It’s tough to be a homebuyer in today’s housing market but it’s not easy being a renter, either.
An analysis of RealPage Inc. data by The Business Journals found, among 50 of the largest metropolitan statistical areas in the United States, rents grew more than 10% between the first quarter of 2020 and the third quarter of 2021. But many MSAs included in the analysis far outpaced that rate of growth.
The time period used for this analysis shows how rental rates have changed since the Covid-19 pandemic. In early 2020, the multifamily industry was holding its breath, unsure if rents would be collected or what would happen to occupancy. Most secondary markets were stagnant but gateway markets, such as New York and San Francisco, suffered losses as people exited denser markets.
Then, in the second half of 2020 and into 2021, pent-up demand and relocations — some motivated by the pandemic — put the market into overdrive. In 2021 especially, apartment rental rates have been on fire, propelled by demand, new construction and emerging rental product types, such as single-family rentals, that command higher rates.
The Business Journals ranked 30 of the approximately 50 metro areas included in RealPage’s data to determine which areas are seeing faster-than-average rates of rental growth.

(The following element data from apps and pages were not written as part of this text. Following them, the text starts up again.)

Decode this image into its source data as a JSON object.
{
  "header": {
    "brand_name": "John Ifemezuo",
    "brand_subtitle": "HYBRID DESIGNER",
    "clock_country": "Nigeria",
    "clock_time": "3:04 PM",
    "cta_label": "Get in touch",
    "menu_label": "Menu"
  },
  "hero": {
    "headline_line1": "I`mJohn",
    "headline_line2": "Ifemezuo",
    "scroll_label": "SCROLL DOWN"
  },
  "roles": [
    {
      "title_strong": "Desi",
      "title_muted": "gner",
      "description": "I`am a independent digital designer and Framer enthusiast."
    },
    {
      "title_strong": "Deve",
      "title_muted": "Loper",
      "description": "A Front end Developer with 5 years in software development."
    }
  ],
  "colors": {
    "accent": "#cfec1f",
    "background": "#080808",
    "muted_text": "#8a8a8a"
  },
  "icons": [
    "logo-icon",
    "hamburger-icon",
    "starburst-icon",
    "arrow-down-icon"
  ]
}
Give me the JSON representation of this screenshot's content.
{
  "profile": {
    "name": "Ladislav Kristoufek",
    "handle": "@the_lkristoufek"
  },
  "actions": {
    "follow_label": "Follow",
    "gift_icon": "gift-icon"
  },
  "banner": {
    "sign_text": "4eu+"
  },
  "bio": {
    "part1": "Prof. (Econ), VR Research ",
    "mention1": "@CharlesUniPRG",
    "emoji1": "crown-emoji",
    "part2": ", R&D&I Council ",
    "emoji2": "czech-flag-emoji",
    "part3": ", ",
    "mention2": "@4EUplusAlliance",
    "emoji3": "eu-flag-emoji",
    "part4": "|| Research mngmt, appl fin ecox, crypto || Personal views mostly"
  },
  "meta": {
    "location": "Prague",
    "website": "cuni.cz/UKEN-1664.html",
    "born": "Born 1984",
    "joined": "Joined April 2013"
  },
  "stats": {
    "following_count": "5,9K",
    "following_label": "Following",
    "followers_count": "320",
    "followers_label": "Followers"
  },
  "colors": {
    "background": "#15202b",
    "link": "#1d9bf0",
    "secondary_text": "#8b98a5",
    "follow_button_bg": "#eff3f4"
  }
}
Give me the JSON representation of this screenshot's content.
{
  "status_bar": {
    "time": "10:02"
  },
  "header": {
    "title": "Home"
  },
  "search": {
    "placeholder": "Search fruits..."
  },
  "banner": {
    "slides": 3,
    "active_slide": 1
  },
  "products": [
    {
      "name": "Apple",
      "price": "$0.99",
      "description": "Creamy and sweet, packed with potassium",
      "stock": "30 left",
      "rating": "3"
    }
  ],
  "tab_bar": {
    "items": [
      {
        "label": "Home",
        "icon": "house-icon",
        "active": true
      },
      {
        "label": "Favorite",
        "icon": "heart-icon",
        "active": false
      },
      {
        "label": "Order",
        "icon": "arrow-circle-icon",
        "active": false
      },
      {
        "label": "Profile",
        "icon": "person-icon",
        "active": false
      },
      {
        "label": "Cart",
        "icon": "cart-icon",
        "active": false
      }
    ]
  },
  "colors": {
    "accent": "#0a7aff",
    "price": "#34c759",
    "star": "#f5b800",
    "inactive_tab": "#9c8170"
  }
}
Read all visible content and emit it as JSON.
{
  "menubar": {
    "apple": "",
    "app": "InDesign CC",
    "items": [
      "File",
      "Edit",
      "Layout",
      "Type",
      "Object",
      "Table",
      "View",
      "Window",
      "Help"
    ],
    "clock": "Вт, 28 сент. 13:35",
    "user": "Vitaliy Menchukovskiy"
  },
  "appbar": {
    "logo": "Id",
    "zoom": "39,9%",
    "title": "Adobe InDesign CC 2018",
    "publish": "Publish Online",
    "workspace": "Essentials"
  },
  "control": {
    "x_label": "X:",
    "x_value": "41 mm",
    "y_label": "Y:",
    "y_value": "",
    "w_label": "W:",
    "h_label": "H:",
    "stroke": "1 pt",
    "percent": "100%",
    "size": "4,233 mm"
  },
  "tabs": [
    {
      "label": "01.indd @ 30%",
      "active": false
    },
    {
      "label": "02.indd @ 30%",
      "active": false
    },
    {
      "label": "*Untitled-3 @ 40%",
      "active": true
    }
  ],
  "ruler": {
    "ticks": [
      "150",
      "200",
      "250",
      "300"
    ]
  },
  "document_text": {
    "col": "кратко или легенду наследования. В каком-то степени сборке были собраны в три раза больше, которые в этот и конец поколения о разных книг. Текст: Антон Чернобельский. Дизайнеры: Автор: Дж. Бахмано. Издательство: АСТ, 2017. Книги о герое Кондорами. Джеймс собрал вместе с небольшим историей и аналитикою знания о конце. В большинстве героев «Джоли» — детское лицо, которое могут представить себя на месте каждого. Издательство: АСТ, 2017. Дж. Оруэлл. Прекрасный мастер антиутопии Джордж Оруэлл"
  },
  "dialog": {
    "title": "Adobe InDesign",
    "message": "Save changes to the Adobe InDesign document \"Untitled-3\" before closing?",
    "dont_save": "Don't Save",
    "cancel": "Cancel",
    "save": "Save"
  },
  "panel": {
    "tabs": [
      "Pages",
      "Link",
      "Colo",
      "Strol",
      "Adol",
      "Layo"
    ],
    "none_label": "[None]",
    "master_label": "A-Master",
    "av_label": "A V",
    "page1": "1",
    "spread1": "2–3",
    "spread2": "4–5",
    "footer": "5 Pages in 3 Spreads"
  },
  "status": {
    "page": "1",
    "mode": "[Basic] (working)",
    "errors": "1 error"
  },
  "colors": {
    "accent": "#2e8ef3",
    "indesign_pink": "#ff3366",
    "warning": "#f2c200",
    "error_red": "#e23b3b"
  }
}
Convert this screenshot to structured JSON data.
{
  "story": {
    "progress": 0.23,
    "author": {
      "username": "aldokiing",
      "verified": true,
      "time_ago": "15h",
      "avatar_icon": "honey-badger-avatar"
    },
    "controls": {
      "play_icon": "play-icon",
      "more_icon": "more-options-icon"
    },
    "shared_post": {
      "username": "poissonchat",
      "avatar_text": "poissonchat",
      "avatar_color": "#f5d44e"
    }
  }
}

There likely won’t be a lot of surprises, especially at the top of the list, but the rate of growth for some is eye-popping — more than 20% in some markets.
Click through the gallery above to see which MSAs have seen the fastest rate of rent growth since the pandemic.
What you won’t find: three prominent MSAs where average rents in Q3 2021 were actually below Q1 2020.
All three of those MSAs, though, posted positive rent growth in Q2 and Q3 2021, suggesting a rebound is underway in those areas. Those three markets remain the most expensive among the 50, too: $3,642 in New York, $3,047 in San Francisco and $2,758 in San Jose at the end of Q3.
Rental-rate growth is expected to continue in Q4 and into early 2022 but multifamily industry executives say the current pace of growth isn’t sustainable. As we head into 2022, I’ll be interested to see what kind of growth we’ll see, especially in the hot Sun Belt cities that see dozens, if not 100-plus, people move to those metro areas by the day.
The challenges in the rental market today also prompts a bigger question about affordability and displacement.
Among the 50 MSAs tracked by RealPage, seven had average rental rates that were below $1,000 per month in Q1 2020. Today, not a single market among the 50 is below $1,043 per month.
You’ll also note that some of the top markets for growth in apartment rents also rank among the hottest housing markets, as you can see in the gallery below.